Running parallel to Piccadilly on the south side is Jermyn Street which has been a mecca for high end gentlemen’s fashion for 300 years. You’ll still find an abundance of shirt shops, but also everything a gentleman could possibly need in the form of shoes, cuff links, ties, grooming, cigars, whiskey, natty dressing gowns and lots more. Just to stand out in the crowd you’ll also find Paxton and Whitfield (the Queens cheese shop) and Floris (the Queen’s perfumeries), both of which have been in operation since the 18th century.
The term ‘circus’ literally comes from the Latin for ‘circle’ and like many junctions in the area, it was once a roundabout. For some reason, many people meet at the ‘statue of Eros’ which has been moved a number of times since it was originally installed in 1893 as a fountain and called the ‘Angel of Christian Charity’. The Eros moniker seems to have stuck, and even appears on maps.
You’ll be unable to avoid noticing a huge wall of advertising which is able to exist because it is apparently the only plot of land in the vicinity not owned by the Crown estates (The Queen) who have an incredible dislike for advertising on their buildings. To make up for it, all the advertising is on that one building.
The Criterion Restaurant
Established in 1874 (and recently renamed Savini at the Criterion), this beautiful restaurant is a window back to a time when Piccadilly Circus wasn’t chock full of cheap souvenir shops, human statues and burger restaurants. It’s been used as a backdrop in many a film, and Sherlock Holmes fans might be interested to learn that Sir Arthur Conan Doyle used it as a setting for the initial meeting between Dr Watson and Sherlock Holmes in the very first Sherlock Holmes story; ‘A Study in Scarlet’.

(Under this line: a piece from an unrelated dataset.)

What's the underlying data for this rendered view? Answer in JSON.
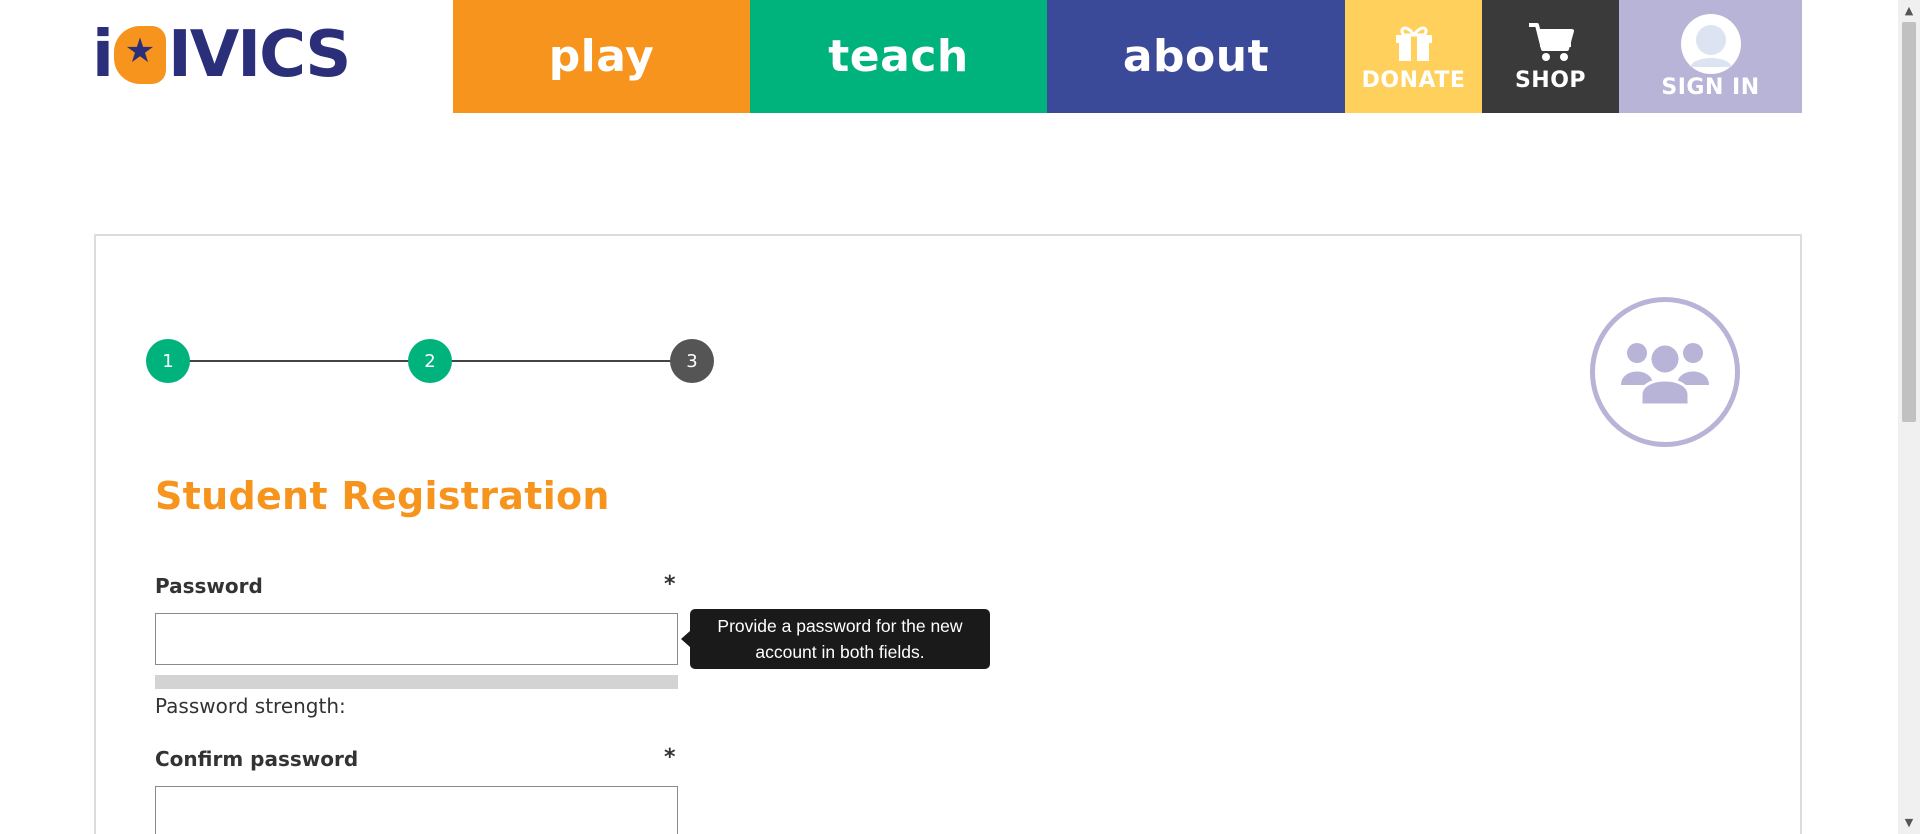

Café De Paris
Just off Piccadilly Circus is Café De Paris which opened in 1924 as one of London’s first nightclubs; its dance floor modelled on the ballroom of the Titanic. Today, they still host ‘the most debaucherous cabaret show London has seen’ (their words, not mine) and regular club nights.
Just north of Leicester Square is Chinatown, based around the very un-Chinese sounding Gerrard Street, which as you’d expect is brimming with Chinese food options which have been multiplying since the first Chinese settled there in the 1920s. A favourite amongst Londoners is the fabulously named ‘Wong Kei’ on Wardour Street, largely due to the legendary rudeness of the waiting staff.
In the centre of Leicester Square, a rather bemused looking statue of William Shakespeare looks out at the overly expensive cinemas, chain restaurants, tourists and street performers, adorned by a quote from Twelfth Night which reads ‘There is no darkness, but ignorance’ which currently strikes me as being particularly pertinent.
The large Odeon Cinema on the east side is often the venue of choice for Film Premieres, but I’d really recommend checking out the nearby Prince Charles Cinema, who specialise in showing cult, art house and classic films alongside recent mainstream releases at a much more affordable price. When I moved to London 20 years ago, the Prince Charles Cinema was a home from home.
The TKT half price ticket booth is situated on the south side of the square; great if you’re looking for bargain tickets to a West End show for that day. Like every tourist hotspot around the world you’ll find an M & Ms World and also a Lego Store.
Leicester Square is generally somewhere I avoid, unless I’m required to pass through it en-route to somewhere else.
You are in Theatreland. There are theatres everywhere, but I just wanted to mention the Jermyn Street Theatre, a small studio theatre with an audience capacity of 70. If you’re looking for theatre that is intimate and independent, then you should definitely see what the Jermyn Street Theatre have to offer.
Bowl Of Chalk
Bowl Of Chalk based shenanigans.